There is currently no vaccine to prevent novel coronavirus 2019 (COVID-19). The best way to prevent illness is to avoid exposure to the virus.
However, as a reminder, the CDC always recommends everyday preventive actions to help prevent the spread of respiratory diseases, including:
- Avoid close contact with people who are sick.
- Avoid touching your eyes, nose, and mouth.
- Stay home when you are sick.
- Cover your cough or sneeze with a tissue, then throw the tissue in the trash.
- Clean and disinfect frequently touched objects and surfaces using a regular household cleaning spray or wipe.
- Follow CDC’s recommendations for using a facemask.
- CDC does not recommend that people who are well to wear a facemask to protect themselves from respiratory diseases, including COVID-19.
- Facemasks should be used by people who show symptoms of COVID-19 to help prevent the spread of the disease to others. The use of facemasks is also crucial for health workers and people who are taking care of someone in close settings (at home or in a health care facility).
- Wash your hands often with soap and water for at least 20 seconds, especially after going to the bathroom; before eating; and after blowing your nose, coughing, or sneezing.
- If soap and water are not readily available, use an alcohol-based hand sanitizer with at least 60% alcohol. Always wash hands with soap and water if hands are visibly dirty.
For information about handwashing, see CDC’s Handwashing website
For information specific to healthcare, see CDC’s Hand Hygiene in Healthcare Settings
These are everyday habits that can help prevent the spread of several viruses. CDC does have guidance for travelers.
What to do if the Novel Coronavirus 2019 is Confirmed
- You should restrict activities outside your home, except for getting medical care.
- Do not go to work, school, or public areas.
- Avoid using public transportation, ridesharing, or taxis.
- Separate yourself from other people and animals in your home: you should stay in a specific room and away from other people in your home.
- Also, you should use a separate bathroom, if available.
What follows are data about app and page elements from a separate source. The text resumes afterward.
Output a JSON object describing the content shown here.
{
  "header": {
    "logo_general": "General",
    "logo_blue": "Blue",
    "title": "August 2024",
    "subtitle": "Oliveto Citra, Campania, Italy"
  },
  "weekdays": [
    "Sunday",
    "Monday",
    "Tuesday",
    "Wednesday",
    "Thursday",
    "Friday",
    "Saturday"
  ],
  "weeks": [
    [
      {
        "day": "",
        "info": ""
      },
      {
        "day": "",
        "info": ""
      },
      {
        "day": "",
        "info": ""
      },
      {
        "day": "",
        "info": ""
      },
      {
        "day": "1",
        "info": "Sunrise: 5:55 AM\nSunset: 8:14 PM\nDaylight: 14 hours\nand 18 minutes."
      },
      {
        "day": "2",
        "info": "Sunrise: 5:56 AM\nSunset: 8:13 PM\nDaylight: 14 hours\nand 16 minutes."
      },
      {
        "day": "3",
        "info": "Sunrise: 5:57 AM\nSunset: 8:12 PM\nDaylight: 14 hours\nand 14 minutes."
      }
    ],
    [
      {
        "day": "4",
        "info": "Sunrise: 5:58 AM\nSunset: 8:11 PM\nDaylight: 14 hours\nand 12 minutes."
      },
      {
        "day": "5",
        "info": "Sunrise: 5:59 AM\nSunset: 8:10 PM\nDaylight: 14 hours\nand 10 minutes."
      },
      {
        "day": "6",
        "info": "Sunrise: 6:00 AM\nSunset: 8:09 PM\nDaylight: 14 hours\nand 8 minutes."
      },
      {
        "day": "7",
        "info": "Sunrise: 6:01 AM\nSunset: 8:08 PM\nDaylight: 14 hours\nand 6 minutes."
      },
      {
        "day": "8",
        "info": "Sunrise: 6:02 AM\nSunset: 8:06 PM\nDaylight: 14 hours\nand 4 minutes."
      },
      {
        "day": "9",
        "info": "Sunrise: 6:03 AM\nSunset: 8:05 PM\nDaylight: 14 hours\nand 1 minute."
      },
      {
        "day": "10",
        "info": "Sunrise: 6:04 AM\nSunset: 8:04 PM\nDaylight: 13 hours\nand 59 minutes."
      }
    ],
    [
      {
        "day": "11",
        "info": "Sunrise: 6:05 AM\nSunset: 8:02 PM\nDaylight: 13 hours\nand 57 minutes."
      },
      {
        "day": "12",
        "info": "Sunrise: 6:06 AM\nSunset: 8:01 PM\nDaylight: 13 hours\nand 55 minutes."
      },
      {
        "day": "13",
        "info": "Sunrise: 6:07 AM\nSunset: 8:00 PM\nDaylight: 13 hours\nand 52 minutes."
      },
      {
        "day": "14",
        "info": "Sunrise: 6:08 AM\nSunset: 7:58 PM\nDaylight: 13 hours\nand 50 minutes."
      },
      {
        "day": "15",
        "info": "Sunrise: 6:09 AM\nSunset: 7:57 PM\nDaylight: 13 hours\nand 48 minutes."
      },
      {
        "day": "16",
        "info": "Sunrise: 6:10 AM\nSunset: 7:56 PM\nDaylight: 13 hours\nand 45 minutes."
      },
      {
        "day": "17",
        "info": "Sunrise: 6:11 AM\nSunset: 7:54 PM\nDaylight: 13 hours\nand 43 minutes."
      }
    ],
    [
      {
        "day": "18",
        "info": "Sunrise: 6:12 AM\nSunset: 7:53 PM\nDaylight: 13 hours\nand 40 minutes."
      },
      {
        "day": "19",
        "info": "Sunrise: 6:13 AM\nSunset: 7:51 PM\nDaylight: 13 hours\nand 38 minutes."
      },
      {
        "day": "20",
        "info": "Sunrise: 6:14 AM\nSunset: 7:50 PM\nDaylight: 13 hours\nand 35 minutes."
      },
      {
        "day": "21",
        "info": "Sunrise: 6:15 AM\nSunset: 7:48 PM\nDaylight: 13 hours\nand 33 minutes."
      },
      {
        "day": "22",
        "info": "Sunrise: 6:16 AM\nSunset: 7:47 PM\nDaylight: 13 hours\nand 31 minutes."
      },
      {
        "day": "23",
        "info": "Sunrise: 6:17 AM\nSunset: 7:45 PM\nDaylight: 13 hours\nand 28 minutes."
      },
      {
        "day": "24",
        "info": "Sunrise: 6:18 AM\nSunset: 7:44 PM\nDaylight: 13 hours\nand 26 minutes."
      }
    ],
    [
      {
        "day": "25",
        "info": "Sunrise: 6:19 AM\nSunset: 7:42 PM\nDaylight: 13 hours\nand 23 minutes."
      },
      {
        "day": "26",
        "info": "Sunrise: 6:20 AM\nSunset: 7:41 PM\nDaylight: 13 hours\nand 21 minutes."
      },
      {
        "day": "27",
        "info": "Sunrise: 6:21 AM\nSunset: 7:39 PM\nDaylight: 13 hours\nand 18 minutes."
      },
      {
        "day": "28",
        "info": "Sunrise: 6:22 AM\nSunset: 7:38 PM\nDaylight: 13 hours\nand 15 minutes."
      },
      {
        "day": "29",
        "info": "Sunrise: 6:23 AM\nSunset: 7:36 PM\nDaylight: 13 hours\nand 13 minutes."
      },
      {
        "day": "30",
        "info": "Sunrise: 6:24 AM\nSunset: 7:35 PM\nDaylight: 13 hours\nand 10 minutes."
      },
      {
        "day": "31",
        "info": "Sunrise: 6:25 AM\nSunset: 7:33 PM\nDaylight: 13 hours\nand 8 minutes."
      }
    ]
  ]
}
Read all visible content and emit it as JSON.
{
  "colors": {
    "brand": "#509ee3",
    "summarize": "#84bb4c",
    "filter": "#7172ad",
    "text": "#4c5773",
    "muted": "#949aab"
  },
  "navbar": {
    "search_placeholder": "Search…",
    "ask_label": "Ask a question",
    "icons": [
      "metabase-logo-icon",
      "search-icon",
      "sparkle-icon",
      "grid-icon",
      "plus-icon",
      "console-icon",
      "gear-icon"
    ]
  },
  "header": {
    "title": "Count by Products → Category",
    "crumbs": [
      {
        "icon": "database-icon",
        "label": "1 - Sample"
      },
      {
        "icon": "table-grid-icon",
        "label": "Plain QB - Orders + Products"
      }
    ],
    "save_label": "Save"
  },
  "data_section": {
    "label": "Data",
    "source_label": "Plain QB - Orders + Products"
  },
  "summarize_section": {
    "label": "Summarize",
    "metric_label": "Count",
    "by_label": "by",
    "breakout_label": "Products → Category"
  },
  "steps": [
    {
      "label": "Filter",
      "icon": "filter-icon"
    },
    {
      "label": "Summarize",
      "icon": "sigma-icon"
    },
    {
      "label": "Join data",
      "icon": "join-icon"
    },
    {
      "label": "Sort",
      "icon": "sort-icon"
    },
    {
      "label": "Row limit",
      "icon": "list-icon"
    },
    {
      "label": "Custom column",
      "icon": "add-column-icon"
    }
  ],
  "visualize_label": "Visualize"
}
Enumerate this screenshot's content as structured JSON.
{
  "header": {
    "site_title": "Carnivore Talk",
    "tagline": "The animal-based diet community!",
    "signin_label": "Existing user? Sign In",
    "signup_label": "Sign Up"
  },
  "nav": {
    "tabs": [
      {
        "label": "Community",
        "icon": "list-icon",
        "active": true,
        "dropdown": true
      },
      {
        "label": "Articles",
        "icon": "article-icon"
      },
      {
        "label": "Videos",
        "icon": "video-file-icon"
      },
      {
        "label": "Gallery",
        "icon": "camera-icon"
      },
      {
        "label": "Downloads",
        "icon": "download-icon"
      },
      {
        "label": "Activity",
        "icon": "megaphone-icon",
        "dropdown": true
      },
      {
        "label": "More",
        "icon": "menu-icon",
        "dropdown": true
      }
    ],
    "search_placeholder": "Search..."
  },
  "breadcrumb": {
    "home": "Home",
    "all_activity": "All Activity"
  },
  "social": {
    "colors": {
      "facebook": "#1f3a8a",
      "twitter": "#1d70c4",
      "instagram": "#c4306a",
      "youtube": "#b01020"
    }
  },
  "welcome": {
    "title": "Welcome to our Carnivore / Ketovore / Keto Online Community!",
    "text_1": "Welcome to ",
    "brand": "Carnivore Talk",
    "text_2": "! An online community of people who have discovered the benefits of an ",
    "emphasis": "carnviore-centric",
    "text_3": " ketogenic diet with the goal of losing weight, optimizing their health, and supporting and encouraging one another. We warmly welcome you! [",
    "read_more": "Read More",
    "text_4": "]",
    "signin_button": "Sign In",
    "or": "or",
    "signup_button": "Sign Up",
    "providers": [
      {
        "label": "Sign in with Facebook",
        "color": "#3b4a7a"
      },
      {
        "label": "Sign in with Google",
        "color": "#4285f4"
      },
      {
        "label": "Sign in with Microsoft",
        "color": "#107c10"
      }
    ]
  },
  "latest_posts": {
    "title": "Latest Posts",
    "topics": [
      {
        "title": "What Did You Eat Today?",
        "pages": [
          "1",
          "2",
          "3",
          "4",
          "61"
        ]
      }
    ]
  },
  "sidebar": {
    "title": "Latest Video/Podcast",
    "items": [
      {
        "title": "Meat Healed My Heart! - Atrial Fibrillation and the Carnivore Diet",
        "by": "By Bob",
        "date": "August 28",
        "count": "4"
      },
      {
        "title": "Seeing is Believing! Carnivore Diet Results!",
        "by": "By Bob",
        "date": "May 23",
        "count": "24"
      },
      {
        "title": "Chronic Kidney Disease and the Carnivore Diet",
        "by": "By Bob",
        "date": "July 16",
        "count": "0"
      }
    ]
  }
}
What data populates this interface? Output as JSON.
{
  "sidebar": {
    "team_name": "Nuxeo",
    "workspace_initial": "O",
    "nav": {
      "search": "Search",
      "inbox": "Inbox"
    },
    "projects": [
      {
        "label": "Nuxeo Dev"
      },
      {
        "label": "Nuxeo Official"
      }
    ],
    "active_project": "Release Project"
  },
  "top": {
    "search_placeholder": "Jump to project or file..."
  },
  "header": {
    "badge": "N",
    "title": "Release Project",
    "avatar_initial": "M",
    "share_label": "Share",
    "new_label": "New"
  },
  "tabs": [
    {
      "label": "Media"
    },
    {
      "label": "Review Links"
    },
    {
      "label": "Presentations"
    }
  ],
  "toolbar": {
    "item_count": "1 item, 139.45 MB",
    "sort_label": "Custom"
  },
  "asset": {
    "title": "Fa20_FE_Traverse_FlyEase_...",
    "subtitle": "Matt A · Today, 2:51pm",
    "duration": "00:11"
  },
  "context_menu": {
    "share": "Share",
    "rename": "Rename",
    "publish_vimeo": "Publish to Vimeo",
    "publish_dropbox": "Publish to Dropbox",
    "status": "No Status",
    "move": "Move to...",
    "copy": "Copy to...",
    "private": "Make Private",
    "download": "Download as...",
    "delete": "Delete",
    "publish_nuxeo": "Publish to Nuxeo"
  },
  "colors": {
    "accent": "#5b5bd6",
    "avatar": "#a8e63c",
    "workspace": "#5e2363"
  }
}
- Call ahead before visiting your doctor If you have a medical appointment, call the healthcare provider and tell them that you have or may have COVID-19. Calling ahead will help the healthcare provider’s office take steps to keep other people from getting infected or exposed.
- Wear a facemask. You should wear a facemask when you are around other people (e.g., sharing a room or vehicle) or pets and before you enter a healthcare provider’s office.
- If you are not able to wear a facemask (for example, because it causes trouble breathing), then people who live with you should not stay in the same room with you, or they should wear a facemask if they enter your room.
- Cover your coughs and sneezes. Cover your mouth and nose with a tissue when you cough or sneeze. Throw used tissues in a lined trash can. Immediately wash your hands with soap and water for at least 20 seconds. It’s helpful to remember 20 seconds is equivalent to singing Row, Row your Boat” three times, or “Happy Birthday” twice. A second-best option is to clean your hands with an alcohol-based hand sanitizer that contains at least 60 to 95% alcohol, covering all surfaces of your hands and rubbing them together until they feel dry. Use soap and water instead of a hand sanitizer if your hands are visibly dirty.
- Avoid sharing personal household items. You should not share dishes, drinking glasses, cups, eating utensils, towels, or bedding with other people or pets in your home. After using these items, they should be washed thoroughly with soap and water.
Key Contacts (CDC, WHO, San Francisco Department of Public Health)
Any other Key Pieces of Information not contained in these Subsets (Health Map of the Coronavirus Outbreak)